Get hyped for health in 2020
Urban wellness retreats and more bespoke experiences for solo female travellers are expected to be popular this year
Health is wealth, so it is a good thing that people are really starting to take action for the sake of their health.
Whether you are looking to get on board the wellness wagon or trying to reach the same frequency as your kombucha-sipping friend in meditation class, here are eight wellness trends in 2020 forecasted by Ms Susie Ellis, founder and chief executive of the Global Wellness Institute.
Sleep remains a high priority
Optimal sleep is not just about the number of hours you snooze, but also the quality of sleep.
Poor sleep impairs memory and concentration, causes your hormones to go out of whack (making you cranky and hungry), lowers your immunity and increases inflammation in the body, just to name a few detrimental effects.
As international travel becomes more ubiquitous, the need for quality sleep is at an all-time high.
Ms Ellis noted a demand for jet lag services to help restore circadian rhythms. And these could come in the form of apps, sleep plans and massages.
Slow wellness travel
In light of our move towards sustainable living, there will be a more conscious effort to reduce carbon footprints, and that means choosing land transport over air, flying less, staying grounded and choosing #undertourism.
In this case, slow wellness travel refers to travelling at a human pace. Think walking, hiking, cycling and riding. Seeing how we could all do with more physical activity, this is one trend we will gladly jump on.
Urban wellness retreats
In fast-paced cities like ours where stress and burnout are getting more prevalent, busy working professionals are seeking quick respites.
They could be in the form of weekend staycations, or as brief as taking lunchtime naps or meditating during free pockets of time.
Wellness clubs are starting to pop up in various cities, noted Ms Ellis.
If you are up for something immersive, try Spa Esprit's Super Vibrator treatment, a 120-minute session comprising an energy reading, aromatherapy, sound healing and a full-body massage.

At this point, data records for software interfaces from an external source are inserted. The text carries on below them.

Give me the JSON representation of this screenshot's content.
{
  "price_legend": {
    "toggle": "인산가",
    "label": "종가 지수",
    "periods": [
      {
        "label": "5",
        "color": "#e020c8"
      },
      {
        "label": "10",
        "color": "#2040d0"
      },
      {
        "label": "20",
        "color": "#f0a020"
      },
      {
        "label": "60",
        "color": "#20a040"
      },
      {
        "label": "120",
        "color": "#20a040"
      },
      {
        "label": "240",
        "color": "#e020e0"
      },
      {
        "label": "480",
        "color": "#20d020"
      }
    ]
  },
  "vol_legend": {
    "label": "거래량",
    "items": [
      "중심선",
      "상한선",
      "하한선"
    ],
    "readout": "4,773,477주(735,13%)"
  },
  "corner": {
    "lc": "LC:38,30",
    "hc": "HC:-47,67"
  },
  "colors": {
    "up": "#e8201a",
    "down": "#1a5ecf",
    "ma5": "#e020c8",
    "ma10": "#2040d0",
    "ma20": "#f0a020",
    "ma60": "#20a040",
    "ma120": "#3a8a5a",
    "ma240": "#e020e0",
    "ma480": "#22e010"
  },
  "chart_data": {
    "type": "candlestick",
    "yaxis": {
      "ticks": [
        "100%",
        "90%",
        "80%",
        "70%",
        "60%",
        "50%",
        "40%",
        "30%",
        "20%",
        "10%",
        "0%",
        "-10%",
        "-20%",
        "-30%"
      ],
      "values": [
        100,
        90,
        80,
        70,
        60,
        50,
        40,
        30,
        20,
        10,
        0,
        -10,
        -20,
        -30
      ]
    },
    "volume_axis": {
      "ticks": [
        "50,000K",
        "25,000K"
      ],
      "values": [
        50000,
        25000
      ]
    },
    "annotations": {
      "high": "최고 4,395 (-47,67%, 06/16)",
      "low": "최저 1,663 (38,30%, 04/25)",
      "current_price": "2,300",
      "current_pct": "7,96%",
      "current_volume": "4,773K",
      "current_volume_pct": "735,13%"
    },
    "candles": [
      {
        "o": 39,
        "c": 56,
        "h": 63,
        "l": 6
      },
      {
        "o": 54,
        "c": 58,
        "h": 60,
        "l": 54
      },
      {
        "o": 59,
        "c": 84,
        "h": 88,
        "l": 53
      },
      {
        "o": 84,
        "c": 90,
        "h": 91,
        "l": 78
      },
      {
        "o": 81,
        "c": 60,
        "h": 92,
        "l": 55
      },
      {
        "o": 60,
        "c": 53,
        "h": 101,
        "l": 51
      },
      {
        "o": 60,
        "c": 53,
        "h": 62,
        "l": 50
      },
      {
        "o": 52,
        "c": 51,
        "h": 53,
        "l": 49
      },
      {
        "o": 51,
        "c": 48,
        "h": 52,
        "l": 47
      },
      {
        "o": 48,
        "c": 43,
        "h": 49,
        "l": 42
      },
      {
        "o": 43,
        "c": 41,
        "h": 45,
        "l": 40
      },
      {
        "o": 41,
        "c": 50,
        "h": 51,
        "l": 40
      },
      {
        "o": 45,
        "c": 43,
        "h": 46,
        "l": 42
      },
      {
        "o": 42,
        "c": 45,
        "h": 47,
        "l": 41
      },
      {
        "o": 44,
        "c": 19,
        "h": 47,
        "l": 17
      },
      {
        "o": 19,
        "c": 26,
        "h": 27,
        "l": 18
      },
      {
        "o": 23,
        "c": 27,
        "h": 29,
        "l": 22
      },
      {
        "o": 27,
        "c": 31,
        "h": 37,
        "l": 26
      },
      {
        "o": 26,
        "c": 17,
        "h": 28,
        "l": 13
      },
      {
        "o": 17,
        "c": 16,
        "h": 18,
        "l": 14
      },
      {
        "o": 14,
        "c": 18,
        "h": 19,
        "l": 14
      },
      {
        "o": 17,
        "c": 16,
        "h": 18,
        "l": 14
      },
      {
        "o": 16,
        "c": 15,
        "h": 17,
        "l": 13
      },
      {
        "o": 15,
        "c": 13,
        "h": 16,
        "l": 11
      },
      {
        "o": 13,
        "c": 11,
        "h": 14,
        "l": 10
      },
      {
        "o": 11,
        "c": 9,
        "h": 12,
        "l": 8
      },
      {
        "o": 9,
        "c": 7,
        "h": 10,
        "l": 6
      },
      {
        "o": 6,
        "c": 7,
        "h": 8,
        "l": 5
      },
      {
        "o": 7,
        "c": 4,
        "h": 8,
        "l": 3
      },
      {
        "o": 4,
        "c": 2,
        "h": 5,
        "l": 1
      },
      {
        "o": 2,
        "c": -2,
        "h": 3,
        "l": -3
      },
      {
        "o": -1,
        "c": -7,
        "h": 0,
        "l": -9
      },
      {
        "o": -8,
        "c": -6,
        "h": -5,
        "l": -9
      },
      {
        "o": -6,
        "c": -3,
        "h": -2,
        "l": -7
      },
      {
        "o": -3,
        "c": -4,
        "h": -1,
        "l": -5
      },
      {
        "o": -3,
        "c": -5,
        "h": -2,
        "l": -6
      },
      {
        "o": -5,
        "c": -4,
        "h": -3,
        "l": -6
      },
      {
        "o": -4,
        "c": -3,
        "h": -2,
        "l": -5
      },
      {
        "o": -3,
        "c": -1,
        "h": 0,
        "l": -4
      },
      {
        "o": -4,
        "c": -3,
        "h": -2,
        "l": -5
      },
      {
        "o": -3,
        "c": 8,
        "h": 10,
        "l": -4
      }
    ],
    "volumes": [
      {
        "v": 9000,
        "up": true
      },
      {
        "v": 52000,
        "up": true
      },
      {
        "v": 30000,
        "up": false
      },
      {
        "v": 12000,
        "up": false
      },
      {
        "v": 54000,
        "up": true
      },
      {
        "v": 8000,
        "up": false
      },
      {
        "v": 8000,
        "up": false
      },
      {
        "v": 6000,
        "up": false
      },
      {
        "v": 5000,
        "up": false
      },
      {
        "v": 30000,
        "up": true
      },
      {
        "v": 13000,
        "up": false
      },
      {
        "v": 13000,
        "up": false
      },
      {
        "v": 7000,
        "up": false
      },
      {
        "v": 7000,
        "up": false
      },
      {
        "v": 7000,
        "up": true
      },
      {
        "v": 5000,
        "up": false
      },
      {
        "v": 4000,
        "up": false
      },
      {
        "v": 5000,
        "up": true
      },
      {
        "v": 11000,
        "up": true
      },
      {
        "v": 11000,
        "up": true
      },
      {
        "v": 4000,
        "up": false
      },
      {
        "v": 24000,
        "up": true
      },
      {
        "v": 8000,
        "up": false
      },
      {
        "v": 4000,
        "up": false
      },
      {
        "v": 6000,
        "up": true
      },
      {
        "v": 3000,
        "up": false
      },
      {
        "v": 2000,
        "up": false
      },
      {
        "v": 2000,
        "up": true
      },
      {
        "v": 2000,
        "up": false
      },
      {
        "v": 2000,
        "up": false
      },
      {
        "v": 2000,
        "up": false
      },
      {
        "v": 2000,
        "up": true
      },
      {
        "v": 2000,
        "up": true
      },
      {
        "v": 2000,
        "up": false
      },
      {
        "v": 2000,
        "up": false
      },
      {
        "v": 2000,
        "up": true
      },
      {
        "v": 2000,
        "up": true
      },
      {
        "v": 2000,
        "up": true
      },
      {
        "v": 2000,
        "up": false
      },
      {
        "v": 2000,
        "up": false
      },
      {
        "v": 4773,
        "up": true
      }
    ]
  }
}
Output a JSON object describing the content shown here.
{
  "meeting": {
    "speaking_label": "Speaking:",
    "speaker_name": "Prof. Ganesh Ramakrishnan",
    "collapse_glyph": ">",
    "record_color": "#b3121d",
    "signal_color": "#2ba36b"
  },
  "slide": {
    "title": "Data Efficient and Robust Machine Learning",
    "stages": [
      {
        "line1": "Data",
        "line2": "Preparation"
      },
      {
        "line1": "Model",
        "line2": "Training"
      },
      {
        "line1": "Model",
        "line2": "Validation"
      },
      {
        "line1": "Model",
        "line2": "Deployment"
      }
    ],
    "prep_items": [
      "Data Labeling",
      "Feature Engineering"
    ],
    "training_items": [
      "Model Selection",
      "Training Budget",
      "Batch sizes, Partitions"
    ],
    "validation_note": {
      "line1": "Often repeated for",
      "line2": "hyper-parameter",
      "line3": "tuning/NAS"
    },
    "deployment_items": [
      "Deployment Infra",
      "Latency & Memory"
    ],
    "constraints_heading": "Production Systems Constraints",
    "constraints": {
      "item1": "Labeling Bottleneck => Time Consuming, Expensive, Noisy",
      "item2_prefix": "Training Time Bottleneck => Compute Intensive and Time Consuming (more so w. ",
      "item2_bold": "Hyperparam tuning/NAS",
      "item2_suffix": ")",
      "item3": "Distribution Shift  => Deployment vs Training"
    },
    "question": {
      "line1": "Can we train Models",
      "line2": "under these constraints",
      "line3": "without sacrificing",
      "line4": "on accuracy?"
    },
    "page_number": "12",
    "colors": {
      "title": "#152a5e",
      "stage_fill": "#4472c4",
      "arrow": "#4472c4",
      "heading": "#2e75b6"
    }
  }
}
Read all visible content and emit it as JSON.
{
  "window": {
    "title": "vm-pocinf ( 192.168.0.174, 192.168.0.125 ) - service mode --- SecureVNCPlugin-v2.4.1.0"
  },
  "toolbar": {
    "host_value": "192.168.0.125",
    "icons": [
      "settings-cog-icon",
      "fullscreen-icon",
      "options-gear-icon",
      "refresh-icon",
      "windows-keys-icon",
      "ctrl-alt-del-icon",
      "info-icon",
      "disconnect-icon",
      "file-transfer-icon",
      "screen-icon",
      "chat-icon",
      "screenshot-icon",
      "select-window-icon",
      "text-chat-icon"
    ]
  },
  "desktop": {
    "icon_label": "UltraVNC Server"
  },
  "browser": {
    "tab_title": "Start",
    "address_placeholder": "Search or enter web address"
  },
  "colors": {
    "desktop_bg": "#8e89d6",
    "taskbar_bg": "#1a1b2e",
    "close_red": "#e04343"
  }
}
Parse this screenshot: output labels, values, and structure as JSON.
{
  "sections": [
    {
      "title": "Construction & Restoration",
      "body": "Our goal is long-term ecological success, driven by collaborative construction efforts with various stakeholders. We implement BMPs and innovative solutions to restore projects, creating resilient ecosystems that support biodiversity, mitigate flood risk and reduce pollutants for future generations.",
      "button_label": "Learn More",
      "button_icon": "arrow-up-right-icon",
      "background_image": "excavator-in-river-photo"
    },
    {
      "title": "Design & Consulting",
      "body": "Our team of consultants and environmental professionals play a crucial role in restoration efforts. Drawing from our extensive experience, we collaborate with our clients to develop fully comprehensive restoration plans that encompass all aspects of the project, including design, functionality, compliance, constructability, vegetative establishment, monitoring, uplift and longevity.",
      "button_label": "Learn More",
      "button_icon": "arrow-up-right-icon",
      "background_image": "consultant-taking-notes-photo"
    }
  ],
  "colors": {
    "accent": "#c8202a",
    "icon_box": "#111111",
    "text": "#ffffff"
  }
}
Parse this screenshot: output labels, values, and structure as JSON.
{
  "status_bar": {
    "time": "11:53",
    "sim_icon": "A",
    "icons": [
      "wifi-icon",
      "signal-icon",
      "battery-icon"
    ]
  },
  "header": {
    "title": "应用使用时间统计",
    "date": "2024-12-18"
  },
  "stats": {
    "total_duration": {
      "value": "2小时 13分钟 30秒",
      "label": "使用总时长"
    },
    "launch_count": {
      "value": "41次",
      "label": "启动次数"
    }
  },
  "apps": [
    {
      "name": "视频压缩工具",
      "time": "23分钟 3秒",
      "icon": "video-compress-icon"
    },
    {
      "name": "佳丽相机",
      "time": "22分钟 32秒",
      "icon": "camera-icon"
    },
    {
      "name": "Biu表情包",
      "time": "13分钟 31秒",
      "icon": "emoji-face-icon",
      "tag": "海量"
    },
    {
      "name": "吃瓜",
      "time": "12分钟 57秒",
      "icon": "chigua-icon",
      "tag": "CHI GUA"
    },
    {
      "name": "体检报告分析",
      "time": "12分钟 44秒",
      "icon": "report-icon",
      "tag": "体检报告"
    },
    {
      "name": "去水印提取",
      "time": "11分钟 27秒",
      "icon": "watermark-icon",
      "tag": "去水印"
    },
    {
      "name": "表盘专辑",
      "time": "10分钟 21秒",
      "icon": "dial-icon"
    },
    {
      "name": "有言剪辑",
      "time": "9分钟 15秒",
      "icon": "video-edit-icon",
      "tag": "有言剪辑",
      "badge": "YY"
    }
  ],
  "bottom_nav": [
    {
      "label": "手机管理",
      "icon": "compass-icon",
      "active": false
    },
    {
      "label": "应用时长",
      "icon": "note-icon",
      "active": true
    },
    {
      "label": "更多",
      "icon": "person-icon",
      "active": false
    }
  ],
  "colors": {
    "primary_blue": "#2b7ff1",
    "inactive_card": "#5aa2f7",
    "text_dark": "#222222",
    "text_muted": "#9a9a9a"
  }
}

Or book yourself into a restorative infrared sauna session at Pure Wellness Studio. The infrared technology is said to boost sleep, skin health and muscle recovery.
Switching on the 'belief' mechanism
Given the amount of stress and confusion in the world, there has been an almost unquestioning uptake of spiritual activities such as crystal healing, sound baths, aura readings and the like.
Well, if you believe that something works for you, then it works right?
If you are new to sound baths, check out one of the crystal bowl sound healing classes by Nila Wellness.
The set-up is non-intimidating. All you need to do is lie down in any comfortable position, close your eyes and let the sound waves ripple through your body for the positive effects of vibration. You are even allowed to fall asleep.
Because being in nature is so therapeutic and has proven health benefits, every activity to do with nature and being digitally disconnected is likely to be well-received.
It includes forest bathing, hiking, going off the beaten track, and other wild and unique outdoor experiences. Closer to home, the interest in indoor plants continues to bloom.
The wellness market is no doubt dominated by women, so it should come as no surprise that more travel programmes will be catered for them, especially those seeking tough, gritty experiences.
Women travelling solo has picked up. Now, it is time for travel companies to raise the bar by offering more bespoke experiences for this breed of women.
Ageing will be rebranded as cool
With longer average lifespans and a focus on active ageing, there will be a shift in perspective towards ageing, or what Ms Ellis calls "the new longevity economy".
Think about healthy ageing, instead of anti-ageing. Ageing is inevitable, so we might as well embrace it - both wrinkles and wisdom - instead of treating it like a disease. When your mind and body are sound and in sync, it does not matter whether you are 60 or 40.
Because it is hard - and also irresponsible - to simply drop your work and head off for a month-long holiday, Ms Ellis predicts a new travel concept called the "wellness sabbatical", in which work and wellness are blended.
This means going on relatively long breaks of at least three weeks, while staying connected and working remotely during that time.
This article was first published in Shape (www.shape.com.sg)